> **Collected data**

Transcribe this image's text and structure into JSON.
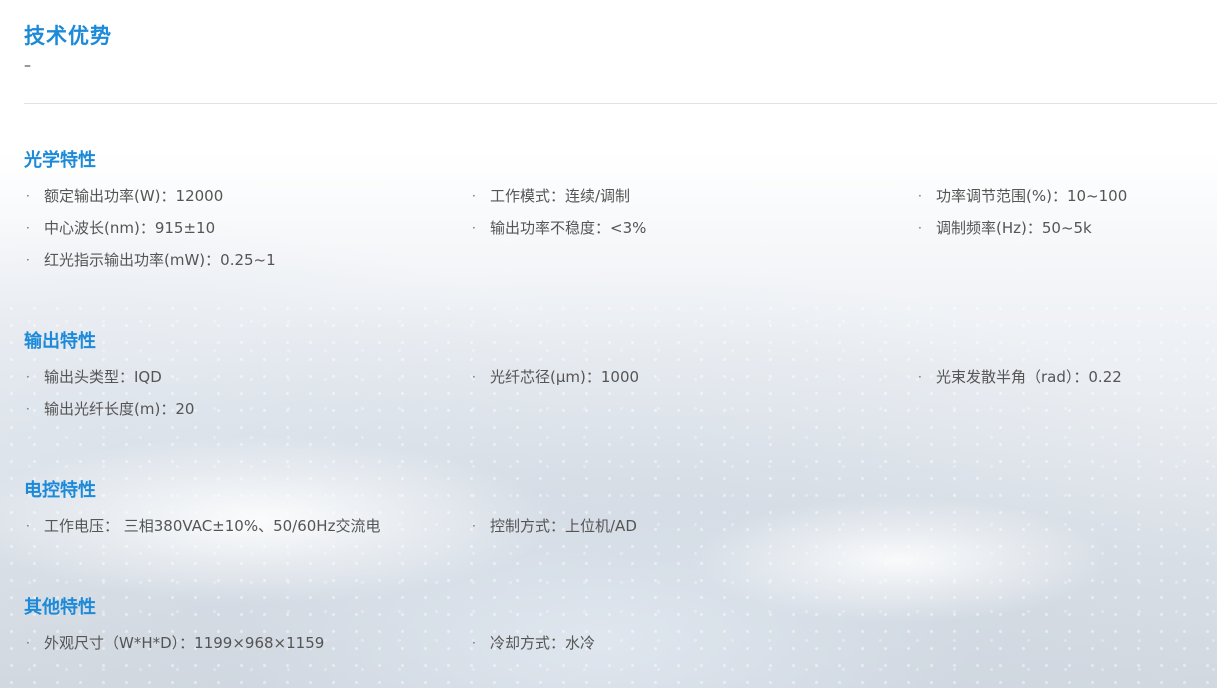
{
  "page": {
    "title": "技术优势",
    "dash": "–"
  },
  "bullet": "·",
  "sections": [
    {
      "title": "光学特性",
      "items": [
        "额定输出功率(W)：12000",
        "工作模式：连续/调制",
        "功率调节范围(%)：10~100",
        "中心波长(nm)：915±10",
        "输出功率不稳度：<3%",
        "调制频率(Hz)：50~5k",
        "红光指示输出功率(mW)：0.25~1"
      ]
    },
    {
      "title": "输出特性",
      "items": [
        "输出头类型：IQD",
        "光纤芯径(μm)：1000",
        "光束发散半角（rad）：0.22",
        "输出光纤长度(m)：20"
      ]
    },
    {
      "title": "电控特性",
      "items": [
        "工作电压： 三相380VAC±10%、50/60Hz交流电",
        "控制方式：上位机/AD"
      ]
    },
    {
      "title": "其他特性",
      "items": [
        "外观尺寸（W*H*D）：1199×968×1159",
        "冷却方式：水冷"
      ]
    }
  ]
}
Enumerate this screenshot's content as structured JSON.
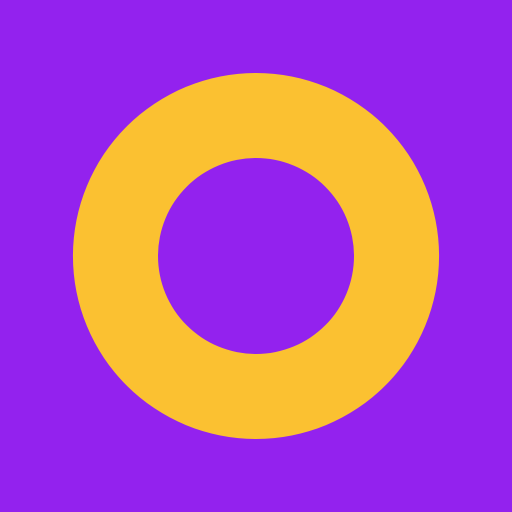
{
  "icon": {
    "name": "ring-icon",
    "background_color": "#9322EE",
    "ring_color": "#FBC131"
  }
}
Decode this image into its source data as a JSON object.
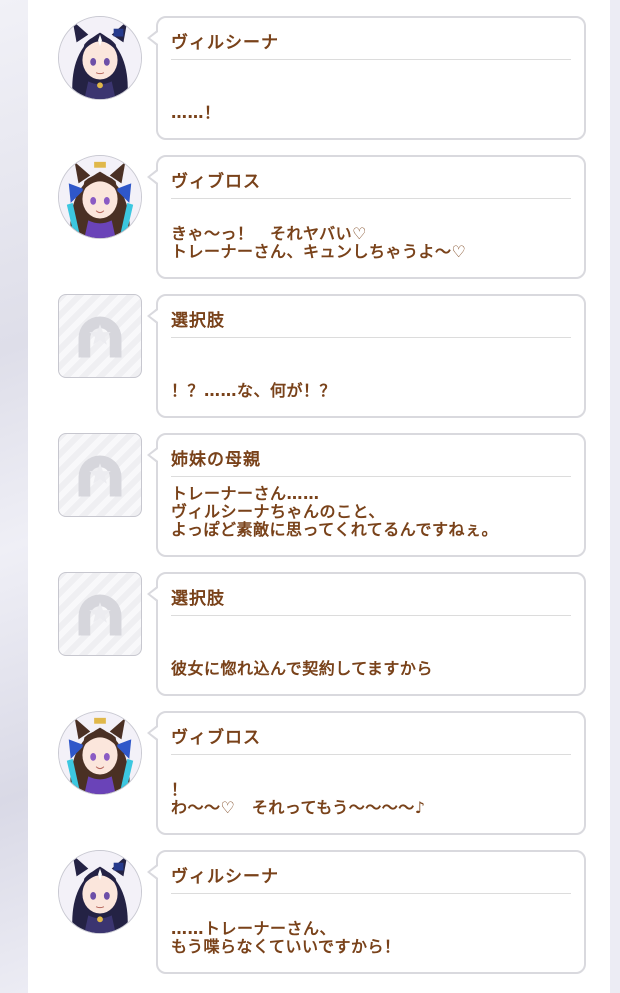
{
  "dialogue": [
    {
      "type": "character",
      "avatar_icon": "vilsena-portrait",
      "speaker": "ヴィルシーナ",
      "text": "……！"
    },
    {
      "type": "character",
      "avatar_icon": "vivlos-portrait",
      "speaker": "ヴィブロス",
      "text": "きゃ～っ！　それヤバい♡\nトレーナーさん、キュンしちゃうよ～♡"
    },
    {
      "type": "placeholder",
      "avatar_icon": "horseshoe-placeholder-icon",
      "speaker": "選択肢",
      "text": "！？……な、何が！？"
    },
    {
      "type": "placeholder",
      "avatar_icon": "horseshoe-placeholder-icon",
      "speaker": "姉妹の母親",
      "text": "トレーナーさん……\nヴィルシーナちゃんのこと、\nよっぽど素敵に思ってくれてるんですねぇ。"
    },
    {
      "type": "placeholder",
      "avatar_icon": "horseshoe-placeholder-icon",
      "speaker": "選択肢",
      "text": "彼女に惚れ込んで契約してますから"
    },
    {
      "type": "character",
      "avatar_icon": "vivlos-portrait",
      "speaker": "ヴィブロス",
      "text": "！\nわ～～♡　それってもう～～～～♪"
    },
    {
      "type": "character",
      "avatar_icon": "vilsena-portrait",
      "speaker": "ヴィルシーナ",
      "text": "……トレーナーさん、\nもう喋らなくていいですから！"
    }
  ],
  "colors": {
    "text": "#79421a",
    "bubble_border": "#d9d9de",
    "vivlos_ribbon": "#2f57c9",
    "vilsena_hair": "#242244"
  }
}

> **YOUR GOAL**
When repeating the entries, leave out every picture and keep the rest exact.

> **OUTPUT**
Transcribe this image's text and structure into JSON.
{
  "page": {
    "title": "技术优势",
    "dash": "–"
  },
  "bullet": "·",
  "sections": [
    {
      "title": "光学特性",
      "items": [
        "额定输出功率(W)：12000",
        "工作模式：连续/调制",
        "功率调节范围(%)：10~100",
        "中心波长(nm)：915±10",
        "输出功率不稳度：<3%",
        "调制频率(Hz)：50~5k",
        "红光指示输出功率(mW)：0.25~1"
      ]
    },
    {
      "title": "输出特性",
      "items": [
        "输出头类型：IQD",
        "光纤芯径(μm)：1000",
        "光束发散半角（rad）：0.22",
        "输出光纤长度(m)：20"
      ]
    },
    {
      "title": "电控特性",
      "items": [
        "工作电压： 三相380VAC±10%、50/60Hz交流电",
        "控制方式：上位机/AD"
      ]
    },
    {
      "title": "其他特性",
      "items": [
        "外观尺寸（W*H*D）：1199×968×1159",
        "冷却方式：水冷"
      ]
    }
  ]
}
Enumerate this screenshot's content as structured JSON.
{
  "icon": {
    "name": "ring-icon",
    "background_color": "#9322EE",
    "ring_color": "#FBC131"
  }
}
Decode this image into its source data as a JSON object.
{
  "dialogue": [
    {
      "type": "character",
      "avatar_icon": "vilsena-portrait",
      "speaker": "ヴィルシーナ",
      "text": "……！"
    },
    {
      "type": "character",
      "avatar_icon": "vivlos-portrait",
      "speaker": "ヴィブロス",
      "text": "きゃ～っ！　それヤバい♡\nトレーナーさん、キュンしちゃうよ～♡"
    },
    {
      "type": "placeholder",
      "avatar_icon": "horseshoe-placeholder-icon",
      "speaker": "選択肢",
      "text": "！？……な、何が！？"
    },
    {
      "type": "placeholder",
      "avatar_icon": "horseshoe-placeholder-icon",
      "speaker": "姉妹の母親",
      "text": "トレーナーさん……\nヴィルシーナちゃんのこと、\nよっぽど素敵に思ってくれてるんですねぇ。"
    },
    {
      "type": "placeholder",
      "avatar_icon": "horseshoe-placeholder-icon",
      "speaker": "選択肢",
      "text": "彼女に惚れ込んで契約してますから"
    },
    {
      "type": "character",
      "avatar_icon": "vivlos-portrait",
      "speaker": "ヴィブロス",
      "text": "！\nわ～～♡　それってもう～～～～♪"
    },
    {
      "type": "character",
      "avatar_icon": "vilsena-portrait",
      "speaker": "ヴィルシーナ",
      "text": "……トレーナーさん、\nもう喋らなくていいですから！"
    }
  ],
  "colors": {
    "text": "#79421a",
    "bubble_border": "#d9d9de",
    "vivlos_ribbon": "#2f57c9",
    "vilsena_hair": "#242244"
  }
}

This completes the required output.